I didn't really have too many projects in mind for this trip and was more than happy to just wait until I spotted something that took my fancy. One of the lines that most appealed, was Le vent nous porte?a, 8a. A Fred Nicole classic. (As an aside, there is virtually no crag in the entirety of switzerland that doesn't contain a classic 8a and 8b by the grandmaster of bouldering. He has been so active and has done so many hard lines, it is almost unfathomable that one person could be so good for so long). I jumped on this puppy and immediately liked the moves, I had them dialed down in ten minutes, but just couldn't get it together in a oner. There is a fiddly starting match, followed by a big slap to the arête and then a weird and tricky drop in on to a small crimp and a jump round the arête to a massive jug. Game over. Usually, once the moves are dialed, I do a problem quickly and I came very close on a number of shots, but ran out of gas and had to call it a day. And then, rain!!! The amazing thing is, everything except the crux hold stayed dry in the wet, so the next day I had another lash, it all felt ok, but I was having the same issue. So, I walked away and had a play around on a few other things with the crew. We had to walk back past it to get back to the ranch, so I decided that maybe I'd just give it one more shot before calling it a day. A quick lashing off liquid chalk and I was topping it out. Sweet, a Fred classic ticked. As always, the trip flew past way too quickly and after no time at all it was home time.

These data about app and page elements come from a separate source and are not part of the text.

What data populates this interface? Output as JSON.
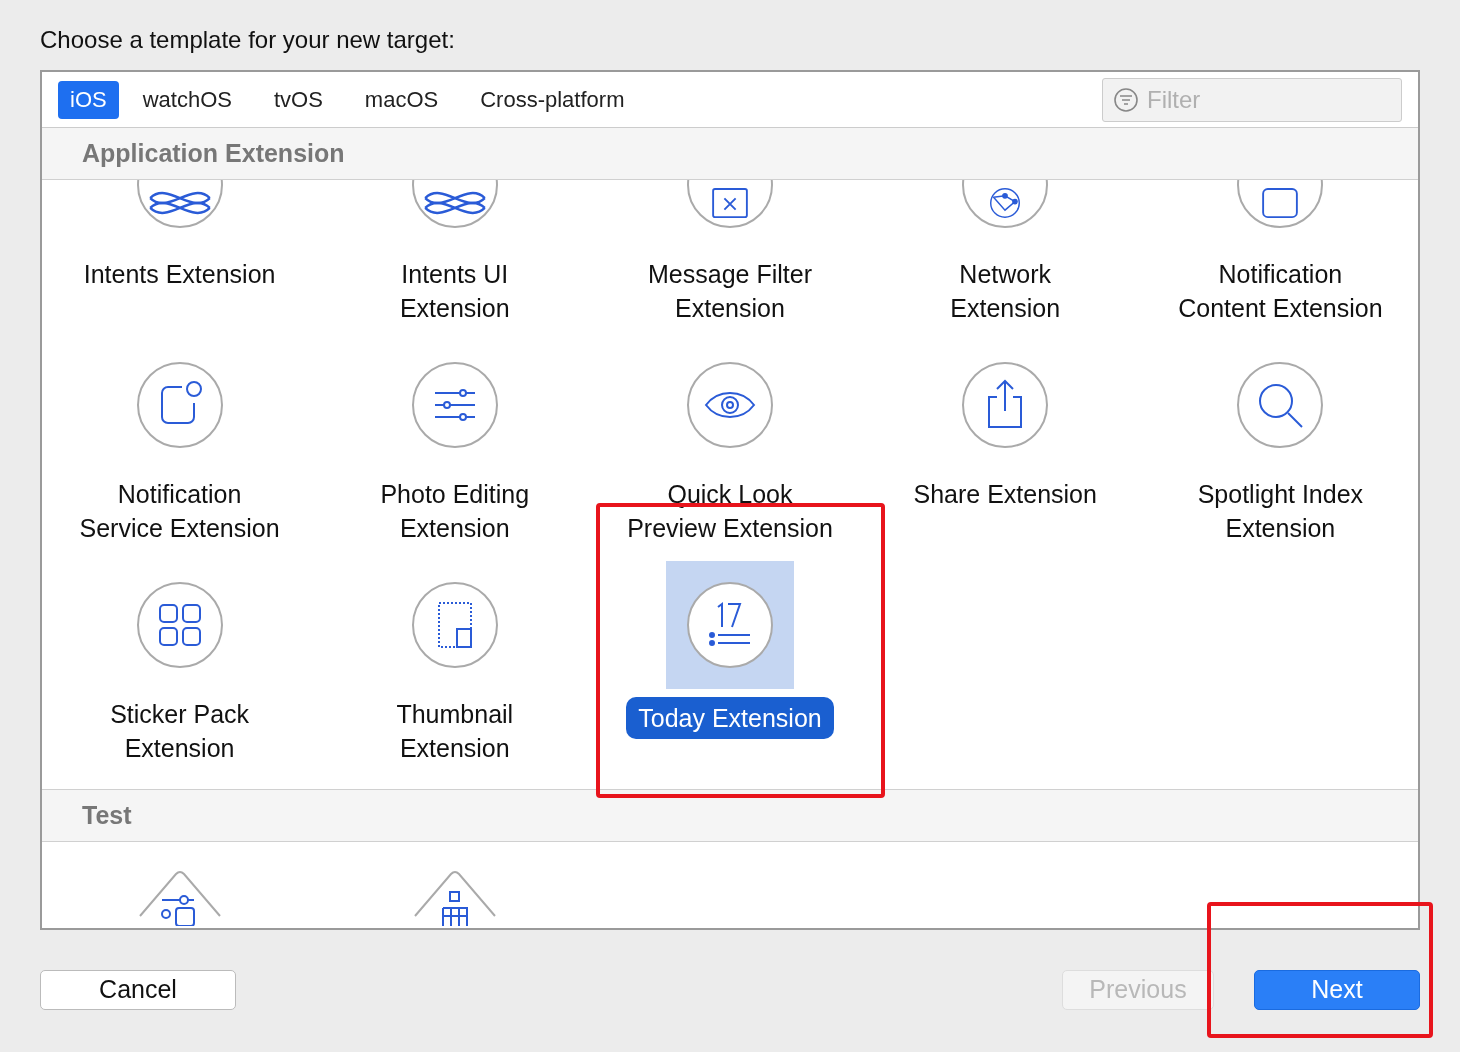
{
  "heading": "Choose a template for your new target:",
  "tabs": [
    {
      "label": "iOS",
      "selected": true
    },
    {
      "label": "watchOS",
      "selected": false
    },
    {
      "label": "tvOS",
      "selected": false
    },
    {
      "label": "macOS",
      "selected": false
    },
    {
      "label": "Cross-platform",
      "selected": false
    }
  ],
  "filter": {
    "placeholder": "Filter"
  },
  "sections": [
    {
      "title": "Application Extension",
      "items": [
        {
          "label": "Intents Extension",
          "selected": false
        },
        {
          "label": "Intents UI\nExtension",
          "selected": false
        },
        {
          "label": "Message Filter\nExtension",
          "selected": false
        },
        {
          "label": "Network\nExtension",
          "selected": false
        },
        {
          "label": "Notification\nContent Extension",
          "selected": false
        },
        {
          "label": "Notification\nService Extension",
          "selected": false
        },
        {
          "label": "Photo Editing\nExtension",
          "selected": false
        },
        {
          "label": "Quick Look\nPreview Extension",
          "selected": false
        },
        {
          "label": "Share Extension",
          "selected": false
        },
        {
          "label": "Spotlight Index\nExtension",
          "selected": false
        },
        {
          "label": "Sticker Pack\nExtension",
          "selected": false
        },
        {
          "label": "Thumbnail\nExtension",
          "selected": false
        },
        {
          "label": "Today Extension",
          "selected": true
        }
      ]
    },
    {
      "title": "Test"
    }
  ],
  "buttons": [
    {
      "label": "Cancel",
      "kind": "normal",
      "disabled": false
    },
    {
      "label": "Previous",
      "kind": "normal",
      "disabled": true
    },
    {
      "label": "Next",
      "kind": "default",
      "disabled": false
    }
  ]
}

We had one more day of climbing and woke to.... Yep, you guessed it, rain. So, we changed our plans and decided to meet Barti and Tabea near the susstenpass so we could climb there. And it was a great choice. One of the most amazing places that I have ever been. Boulders at 2000meters, surrounded by snow covered peaks and unlimited rock. We also ran into moon athlete, Martin Keller, out to try his highlander project again before the winter set in. Was great to see him back in action after such a serious injury...
Well, that was that really, back in oz now and back at work, ready for the crazy season in the restaurant and back to my beloved grampians next week!!!!
Thanks to everyone for such a great trip, and thanks as always to the sponsors who help make these trips possible. Was amazing to have a crash pad ready and waiting for me upon arrival, so cheers Ben.
Here's a list of some of the best problems that I did:
Le Pilier, 8a
Le vent nous poterá, 8a
Salut a toit, 7c+
Project 7c+ FA
The real shield, 7c
Auto pilot, 7b+
Serre moi fort stand, 7b+
Karma police, 7a+
Selection door, 7a
Number one, 7a